The latest version of the TCPS on research ethics can be downloaded from this link. Pay attention, especially to chapters 9 & 10, which focus on Aboriginal research and qualitative research issues.
Some would say that IRB’s already regulate more research than is necessary, showing little appreciation for the distinction between and undergraduates interviewing their grandparents for an oral history project and life and death medical interventions. Changes to the Common Rule, the first in decades, are being considered and have the potential to limit what is now publicly available data and to extend the notion of informed consent to perhaps ever sillier lengths. A summary of the changes can be found in this NYT article. Many scholars and scholarly associations are weighing in on the issues. The American History Association argues that its work should be excluded based on:
a. That oral history research focuses on eliciting information about the particular experiences of the past, and suffers irreparable harm when forced into rubrics developed to treat human beings in a general (or “generalizable”) way by engaging them in tests, trials, or medical procedures;
b. That the methodology of oral history research is built on a free and open dialogue with the interviewee, and cannot be reviewed or assessed in the structured or systematic framework of an IRB;
c. That the proposed “excused” category does not address our concerns, because it keeps oral history tied into inappropriate frameworks of the sciences and would add the further burden of rules designed to prevent “information risk”;
d. That this is not a simple plea to be free of all professional standards.

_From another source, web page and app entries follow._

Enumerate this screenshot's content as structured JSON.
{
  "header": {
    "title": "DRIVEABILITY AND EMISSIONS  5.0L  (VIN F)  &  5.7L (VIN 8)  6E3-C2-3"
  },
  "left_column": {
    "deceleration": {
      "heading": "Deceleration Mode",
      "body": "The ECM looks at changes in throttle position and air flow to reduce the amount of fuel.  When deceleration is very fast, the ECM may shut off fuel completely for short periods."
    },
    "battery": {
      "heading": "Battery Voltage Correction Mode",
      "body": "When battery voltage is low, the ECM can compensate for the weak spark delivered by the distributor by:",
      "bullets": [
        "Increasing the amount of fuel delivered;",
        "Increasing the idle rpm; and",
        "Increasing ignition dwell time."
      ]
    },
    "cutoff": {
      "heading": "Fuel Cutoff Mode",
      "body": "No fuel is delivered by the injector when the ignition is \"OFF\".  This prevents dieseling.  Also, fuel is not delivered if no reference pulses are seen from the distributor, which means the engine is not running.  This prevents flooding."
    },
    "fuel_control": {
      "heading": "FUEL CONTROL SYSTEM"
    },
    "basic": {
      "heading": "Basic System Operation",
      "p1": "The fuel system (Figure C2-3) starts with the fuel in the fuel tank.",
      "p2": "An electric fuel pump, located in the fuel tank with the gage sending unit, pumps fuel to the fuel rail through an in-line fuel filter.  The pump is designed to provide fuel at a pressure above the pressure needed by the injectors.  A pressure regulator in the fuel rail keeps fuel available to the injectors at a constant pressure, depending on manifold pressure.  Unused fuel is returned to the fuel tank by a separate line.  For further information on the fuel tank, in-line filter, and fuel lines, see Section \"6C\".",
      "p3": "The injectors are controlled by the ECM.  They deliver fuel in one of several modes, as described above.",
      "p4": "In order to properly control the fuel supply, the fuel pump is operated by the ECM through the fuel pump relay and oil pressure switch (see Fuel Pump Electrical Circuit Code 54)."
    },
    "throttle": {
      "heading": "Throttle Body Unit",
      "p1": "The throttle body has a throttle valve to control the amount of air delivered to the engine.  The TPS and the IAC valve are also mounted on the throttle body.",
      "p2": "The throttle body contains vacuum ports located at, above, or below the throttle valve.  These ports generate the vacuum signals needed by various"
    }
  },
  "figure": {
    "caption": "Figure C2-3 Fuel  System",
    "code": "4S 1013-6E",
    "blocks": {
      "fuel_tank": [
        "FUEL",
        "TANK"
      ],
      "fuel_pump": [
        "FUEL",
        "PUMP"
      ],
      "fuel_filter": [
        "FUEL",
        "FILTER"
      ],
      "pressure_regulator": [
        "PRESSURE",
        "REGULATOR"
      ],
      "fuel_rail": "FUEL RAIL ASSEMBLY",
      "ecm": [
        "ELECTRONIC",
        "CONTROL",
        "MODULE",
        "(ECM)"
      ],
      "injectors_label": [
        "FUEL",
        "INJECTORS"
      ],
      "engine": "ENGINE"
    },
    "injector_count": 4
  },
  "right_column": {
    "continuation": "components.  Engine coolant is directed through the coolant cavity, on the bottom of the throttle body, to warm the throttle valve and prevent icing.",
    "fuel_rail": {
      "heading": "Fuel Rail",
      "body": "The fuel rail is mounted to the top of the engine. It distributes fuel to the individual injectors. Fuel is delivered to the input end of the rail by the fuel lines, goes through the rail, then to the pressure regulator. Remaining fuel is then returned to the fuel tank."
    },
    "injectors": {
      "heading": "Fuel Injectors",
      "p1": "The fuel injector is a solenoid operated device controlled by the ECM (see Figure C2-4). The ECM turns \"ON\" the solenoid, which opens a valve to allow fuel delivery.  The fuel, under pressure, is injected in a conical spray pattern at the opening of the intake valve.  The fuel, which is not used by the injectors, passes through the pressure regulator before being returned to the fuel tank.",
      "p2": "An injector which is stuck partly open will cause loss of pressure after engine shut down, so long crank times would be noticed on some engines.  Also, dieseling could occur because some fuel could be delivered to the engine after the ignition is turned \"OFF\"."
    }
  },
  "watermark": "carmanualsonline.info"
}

The AHA endorsed the Oral History Association’s Statement of Principles and Best Practices and maintains its own Statement on Professional Standards because we believe history work should be conducted in a rigorous and professional way, but our standards are organized and applied in ways that are fundamentally different from the scientific procedures and criteria administered by IRBs.
IRBs are already the panopticon for scholarly inquiry and the skepticism about the reasons for increased surveillance in research, especially research that is no/low risk, should lead us to consider the extent to which observation and regulation of research is more about normalization and less about ethical research practice.
Apropros of the discussion in my research class, this article illustrates nicely the ‘voluntary’ nature of compliance with IRBs AND that the agreement (legal and moral) to protect human rights in research contexts is a social convention. The US Department of Defence’s disregard for internationally accepted norms is as outrageous as the historical events that lead to the creation of institutional review boards.
This is an excerpt from Freeman & Mathison’s Researching Children’s Experiences chapters 2, 3 & 5.
Freeman, M. & Mathison, S. (2009), Research Children’s Experiences. New York; Guilford Press.
The piece from the NY Times is about clinical trials in medicine, but it speaks generally to the conservatism of research review boards.
Canada’s Tri-council research funding agencies have drafted a new version of the guidelines for ethical research with humans. The new guidelines are significantly different and have a much expanded description of the nature of ‘qualitative research.’ Check out especially chapter 10 of the Tri-Council Draft Policy on Research Ethics.
“Field research can, at bottom, be considered as an act of betrayal, no matter how well intentioned or well integrated the researcher. You make the private public and leave the locals to take the consequences.” (Miles & Huberman (1994, p.265) in Qualitative Data Analysis)
Following up on the previous post on the embedded social scientists in Iraq and Afghanistan, is the question about whether IRB approval is needed for this military work. Leaving aside the moral issues about embedded social scientists, one wonders if this is simply IRB creep, i.e., does everything that involves people require IRB approval? Read on, Are IRB’s Needed for War Zones?
The United States government has embedded anthropologists in troops in Iraq and Afghanistan to help them understand local culture. Does this amount to militarizing anthropology or anthropologizing the military? There is no end of controversy and many anthropologists see this as using anthropologists in counterinsurgency activities, as happened in Vietnam and Latin America. The NY Times has a story today on the matter.